India got a formidable total of 208 in the first game but couldn’t defend it, with Australia scoring a total of 53 runs in the 17th, 18th and 19th overs. In the third game, Australia scored a total of 39 runs in the 18th and 19th overs.
Bumrah and Harshal were among the bowlers who were taken for runs in these overs but because they were making comebacks after a while, one can hope they will find their best soon.
The real problem, though, continues to be Bhuvneshwar Kumar’s bowling at the death. He struggled at the Asia Cup too and Rohit’s persistence with him at the death seems baffling now. The seasoned pacer just doesn’t seem to have the pace to test batters, even if he finds his mark, late on. And more often than not in recent times, he’s simply been too predictable.
Rohit, in the post-match press conference on Sunday, lent his support to Bhuvneshwar but one can’t help but wonder if he should only be used in the first half of the innings, or middle overs, when there is more movement on offer and the batters aren’t going for broke.
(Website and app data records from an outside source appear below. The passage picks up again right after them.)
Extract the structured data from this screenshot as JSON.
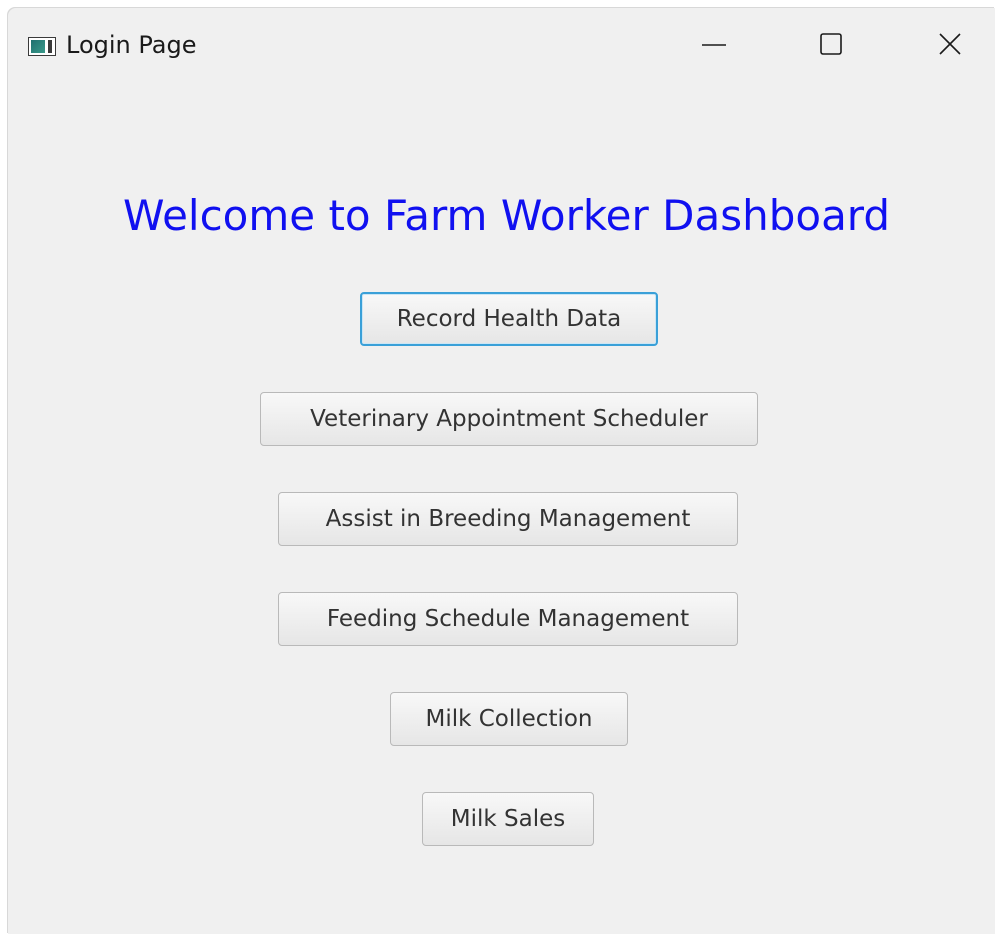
{
  "window": {
    "title": "Login Page",
    "controls": {
      "minimize_icon": "minimize-icon",
      "maximize_icon": "maximize-icon",
      "close_icon": "close-icon"
    }
  },
  "main": {
    "heading": "Welcome to Farm Worker Dashboard",
    "heading_color": "#1010f0",
    "focus_color": "#3aa0d8",
    "buttons": [
      {
        "label": "Record Health Data",
        "focused": true
      },
      {
        "label": "Veterinary Appointment Scheduler",
        "focused": false
      },
      {
        "label": "Assist in Breeding Management",
        "focused": false
      },
      {
        "label": "Feeding Schedule Management",
        "focused": false
      },
      {
        "label": "Milk Collection",
        "focused": false
      },
      {
        "label": "Milk Sales",
        "focused": false
      }
    ]
  }
}
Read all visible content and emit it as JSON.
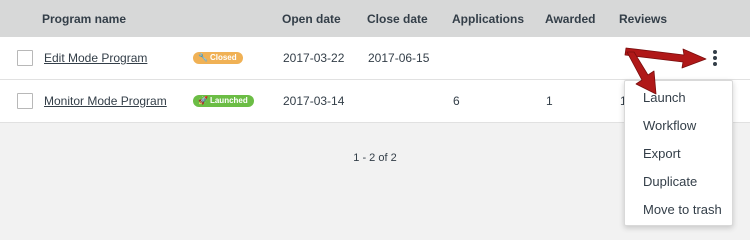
{
  "table": {
    "columns": [
      "Program name",
      "Open date",
      "Close date",
      "Applications",
      "Awarded",
      "Reviews"
    ],
    "rows": [
      {
        "name": "Edit Mode Program",
        "status": "Closed",
        "status_icon": "wrench-icon",
        "open_date": "2017-03-22",
        "close_date": "2017-06-15",
        "applications": "",
        "awarded": "",
        "reviews": ""
      },
      {
        "name": "Monitor Mode Program",
        "status": "Launched",
        "status_icon": "rocket-icon",
        "open_date": "2017-03-14",
        "close_date": "",
        "applications": "6",
        "awarded": "1",
        "reviews": "1"
      }
    ]
  },
  "pagination": {
    "text": "1 - 2 of 2"
  },
  "menu": {
    "items": [
      "Launch",
      "Workflow",
      "Export",
      "Duplicate",
      "Move to trash"
    ]
  },
  "colors": {
    "header_bg": "#d7d8d8",
    "closed_badge": "#f0b155",
    "launched_badge": "#6bbd45",
    "annotation_arrow": "#b01818"
  },
  "icons": {
    "row_menu": "kebab-menu-icon",
    "annotation": "red-arrow-annotation"
  }
}
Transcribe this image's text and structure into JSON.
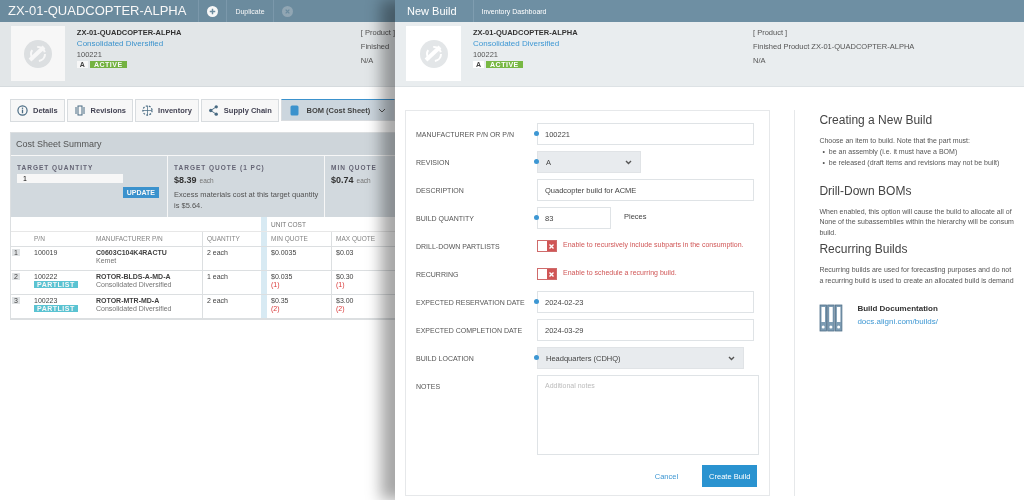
{
  "background_page": {
    "title": "ZX-01-QUADCOPTER-ALPHA",
    "actions": [
      {
        "kind": "add"
      },
      {
        "kind": "text",
        "label": "Duplicate"
      },
      {
        "kind": "close"
      }
    ],
    "item": {
      "name": "ZX-01-QUADCOPTER-ALPHA",
      "supplier": "Consolidated Diversified",
      "pn": "100221",
      "revision": "A",
      "status": "ACTIVE"
    },
    "item_meta": [
      "[ Product ]",
      "Finished",
      "N/A"
    ],
    "tabs": [
      {
        "label": "Details",
        "selected": false
      },
      {
        "label": "Revisions",
        "selected": false
      },
      {
        "label": "Inventory",
        "selected": false
      },
      {
        "label": "Supply Chain",
        "selected": false
      },
      {
        "label": "BOM (Cost Sheet)",
        "selected": true
      }
    ],
    "cost_sheet": {
      "title": "Cost Sheet Summary",
      "target_quantity": {
        "label": "TARGET QUANTITY",
        "value": "1",
        "button": "UPDATE"
      },
      "target_quote": {
        "label": "TARGET QUOTE (1 PC)",
        "price": "$8.39",
        "unit": "each",
        "note": "Excess materials cost at this target quantity is $5.64."
      },
      "min_quote": {
        "label": "MIN QUOTE",
        "price": "$0.74",
        "unit": "each"
      }
    },
    "table": {
      "group_header": "UNIT COST",
      "columns": [
        "P/N",
        "MANUFACTURER P/N",
        "QUANTITY",
        "MIN QUOTE",
        "MAX QUOTE"
      ],
      "rows": [
        {
          "index": "1",
          "pn": "100019",
          "mfr_pn": "C0603C104K4RACTU",
          "manufacturer": "Kemet",
          "quantity": "2 each",
          "min_quote": "$0.0035",
          "max_quote": "$0.03"
        },
        {
          "index": "2",
          "pn": "100222",
          "badge": "PARTLIST",
          "mfr_pn": "ROTOR-BLDS-A-MD-A",
          "manufacturer": "Consolidated Diversified",
          "quantity": "1 each",
          "min_quote": "$0.035",
          "min_note": "(1)",
          "max_quote": "$0.30",
          "max_note": "(1)"
        },
        {
          "index": "3",
          "pn": "100223",
          "badge": "PARTLIST",
          "mfr_pn": "ROTOR-MTR-MD-A",
          "manufacturer": "Consolidated Diversified",
          "quantity": "2 each",
          "min_quote": "$0.35",
          "min_note": "(2)",
          "max_quote": "$3.00",
          "max_note": "(2)"
        }
      ]
    }
  },
  "panel": {
    "title": "New Build",
    "tabs": [
      "Inventory Dashboard"
    ],
    "item": {
      "name": "ZX-01-QUADCOPTER-ALPHA",
      "supplier": "Consolidated Diversified",
      "pn": "100221",
      "revision": "A",
      "status": "ACTIVE"
    },
    "item_meta": [
      "[ Product ]",
      "Finished Product ZX-01-QUADCOPTER-ALPHA",
      "N/A"
    ],
    "form": {
      "fields": [
        {
          "kind": "text",
          "label": "MANUFACTURER P/N OR P/N",
          "required": true,
          "value": "100221"
        },
        {
          "kind": "picker",
          "label": "REVISION",
          "required": true,
          "value": "A"
        },
        {
          "kind": "text",
          "label": "DESCRIPTION",
          "required": false,
          "value": "Quadcopter build for ACME"
        },
        {
          "kind": "quantity",
          "label": "BUILD QUANTITY",
          "required": true,
          "value": "83",
          "unit": "Pieces"
        },
        {
          "kind": "toggle",
          "label": "DRILL-DOWN PARTLISTS",
          "on": false,
          "hint": "Enable to recursively include subparts in the consumption."
        },
        {
          "kind": "toggle",
          "label": "RECURRING",
          "on": false,
          "hint": "Enable to schedule a recurring build."
        },
        {
          "kind": "text",
          "label": "EXPECTED RESERVATION DATE",
          "required": true,
          "value": "2024-02-23"
        },
        {
          "kind": "text",
          "label": "EXPECTED COMPLETION DATE",
          "required": false,
          "value": "2024-03-29"
        },
        {
          "kind": "select",
          "label": "BUILD LOCATION",
          "required": true,
          "value": "Headquarters (CDHQ)"
        },
        {
          "kind": "textarea",
          "label": "NOTES",
          "required": false,
          "placeholder": "Additional notes"
        }
      ],
      "cancel": "Cancel",
      "submit": "Create Build"
    },
    "help": {
      "sections": [
        {
          "heading": "Creating a New Build",
          "lines": [
            "Choose an item to build. Note that the part must:"
          ],
          "bullets": [
            {
              "marker": "•",
              "text": "be an assembly (i.e. it must have a BOM)"
            },
            {
              "marker": "•",
              "text": "be released (draft items and revisions may not be built)"
            }
          ]
        },
        {
          "heading": "Drill-Down BOMs",
          "lines": [
            "When enabled, this option will cause the build to allocate all of",
            "None of the subassemblies within the hierarchy will be consum",
            "build."
          ]
        },
        {
          "heading": "Recurring Builds",
          "lines": [
            "Recurring builds are used for forecasting purposes and do not",
            "a recurring build is used to create an allocated build is demand"
          ]
        }
      ],
      "doc": {
        "title": "Build Documentation",
        "link": "docs.aligni.com/builds/"
      }
    }
  }
}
“Yes, of late, it’s not been the kind of performances that he [Bhuvneshwar] would want but that can happen to any of the bowlers,” said Rohit. “You can see the opposition as well, it’s not easy to bowl at the death. But yeah we’ve been working on some execution plans and hopefully we can give him more options to bowl in the death. And then he’ll be as good as he was before.”
Axar grabs his opportunity
From not being in India’s squad at the start of the Asia cup to emerging as a key asset for the team heading towards the T20 World Cup, it’s been a quick turnaround for Axar Patel.
Ravindra Jadeja being sidelined due to injury led to Axar finding a spot in the side and the 28-year-old has indeed made the most of his opportunities. With eight wickets in the three matches against Australia, he was declared the player of the series.
In the first game, he picked 3/17 in his four overs even as the other bowlers were taken to the cleaners. In the second game, he picked 2/13 from two overs in the 8-over reduced encounter as he removed the dangerous Glenn Maxwell and Tim David. And in the decider, he fought back to finish with 3/33 despite being taken for 16 runs in one over.
The left-arm spinner plays to his strengths and attacks the stumps, and his powerplay overs are a big advantage for Rohit. With the team looking to play six bowlers, including Hardik, Axar’s ability with the bat becomes crucial for the balance as well. But that is something India will hope to see more of soon.
“When you do well and the team wins the series, it feels great,” said Axar in the post-match presentation. “I try to back myself with the line and lengths I bowl and even if the batter takes me on I back myself.”
Suryakumar takes centre stage
It was a series decider against the world champions, the target was steep, the pressure was on after India had lost their openers early but yet again, Suryakumar Yadav remained unfazed by the situation.
The 32-year-old had made a stroke-filled 46 off 25 in the first game before getting a first-ball duck in the second. But in the decider, he played arguably the finest innings of his international career so far. Finest, we say, because of the sheer quality of his strokes.
Be it pace or spin, Suryakumar had absolutely no hesitation in going for his strokes. Be it the ridiculous drive over cover for six off Daniel Sams or that flick for six off Adam Zampa to get to his half-century, he continued to play one breathtaking shot after another to finish with 69 off 36 with five fours and as many sixes.
Suryakumar has been India’s standout batter in the shortest format this year and the team will undoubtedly expect a lot from him at the World Cup. The right-hander can hit boundaries to all corners and the confidence with which he is batting at the moment is a massive positive for India.
“Surya has been very consistent with the bat every time he’s gotten an opportunity,” said Rohit.
“He’s been an impactful player for us. Every time I see him, he has taken his game one notch higher. When you see a player raise his level and do what the team expects from him, it’s a great sign. Every game he plays, he seems to be getting better and better.”